I’m going to be teaching again in the Spring. I find myself half-jokingly contemplating a scene where I begin a class by saying “Trigger warning: gun violence!” and a jumpy student pulls out a Glock and starts shooting. It’s an absurd scene, but, in honesty, what isn’t absurd at this point?

Guns and bodies; capital and souls. Thinking and writing about guns for a decade now, it seems to me that most folks don’t care about the flow of lead and blood in spaces they don’t live in or care to think about on the regular. Straw-purchased guns drop bodies in Chicago and Baltimore and most people don’t care. But suddenly guns and bodies appear in places they do care about, or that they could see being inhabited by people they know or who look like them — now, that’s a five-alarm fire. Untraceable guns killing socially marginalized people in the streets? That’s where they’re supposed to be, the implicit logic goes, killing whom they should.
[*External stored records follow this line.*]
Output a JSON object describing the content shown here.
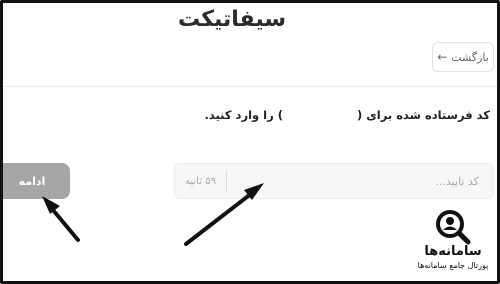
{
  "header": {
    "logo_text": "سیفاتیکت",
    "back_label": "بازگشت",
    "back_icon": "arrow-right-icon"
  },
  "verification": {
    "instruction_prefix": "کد فرستاده شده برای (",
    "instruction_suffix": ") را وارد کنید.",
    "code_placeholder": "کد تایید...",
    "code_value": "",
    "timer_text": "۵۹ ثانیه",
    "continue_label": "ادامه"
  },
  "watermark": {
    "name": "سامانه‌ها",
    "tagline": "پورتال جامع سامانه‌ها"
  },
  "colors": {
    "continue_button": "#a6a6a6",
    "input_background": "#f7f7f7",
    "logo_mark": "#c4202b",
    "annotation_arrow": "#111111"
  }
}
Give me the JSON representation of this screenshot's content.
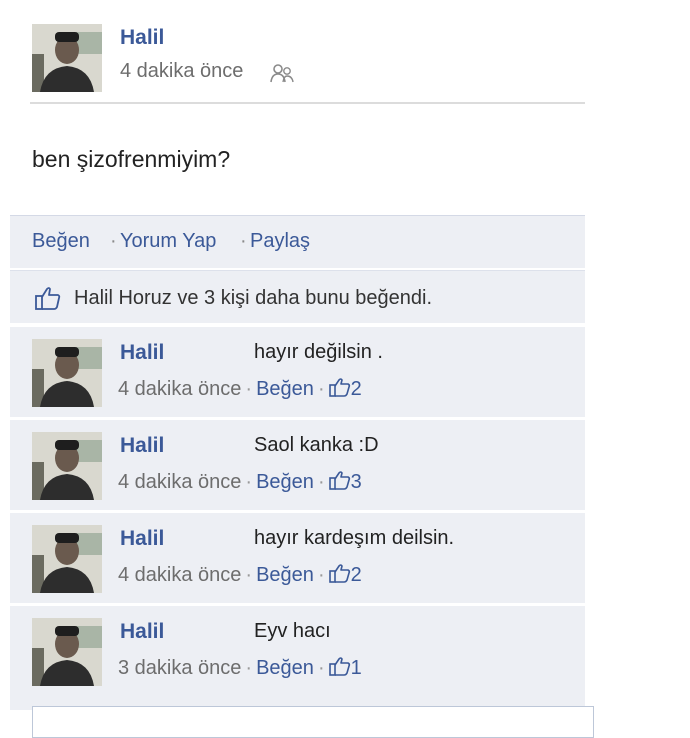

But legally bought guns killing people in spaces that disrupt the precious flow of human capital? A national crisis.

Our unique brand of white supremacy and neoliberalism may well be able to tamp that crisis down. We certainly have the technology and profit motive to make everybody we deem valuable stakeholders in the American enterprise feel safer, or at least, feel just safe enough that we can continue to monetize their generalized sense of fear in other ways (analogies to the War on Terror are more than incidental here).

But can America – in 2015, or 2016, or ever – offer much in the way of a corrective to the deeper structure, to the underlying, fundamentally unequal distribution of who-gives-how-many-fucks-about-whom?

Your guess on that one is as good as mine.


*Update, February 2016: I want to comment that there *is* indeed a superlative book on neoliberalism, affect, and debates over gun carrying, which I hadn’t read in its entirety before writing this – Jennifer Carlson’s “Citizen Protectors: The Everyday Politics of Guns in an Age of Decline.” It’s an all-around brilliant and non-pareil intervention into contemporary debates over guns by way of rigorous ethnography and an unflinching analysis of race, class, and gender within the context of the American post-industrial landscape, and I cannot recommend it more highly.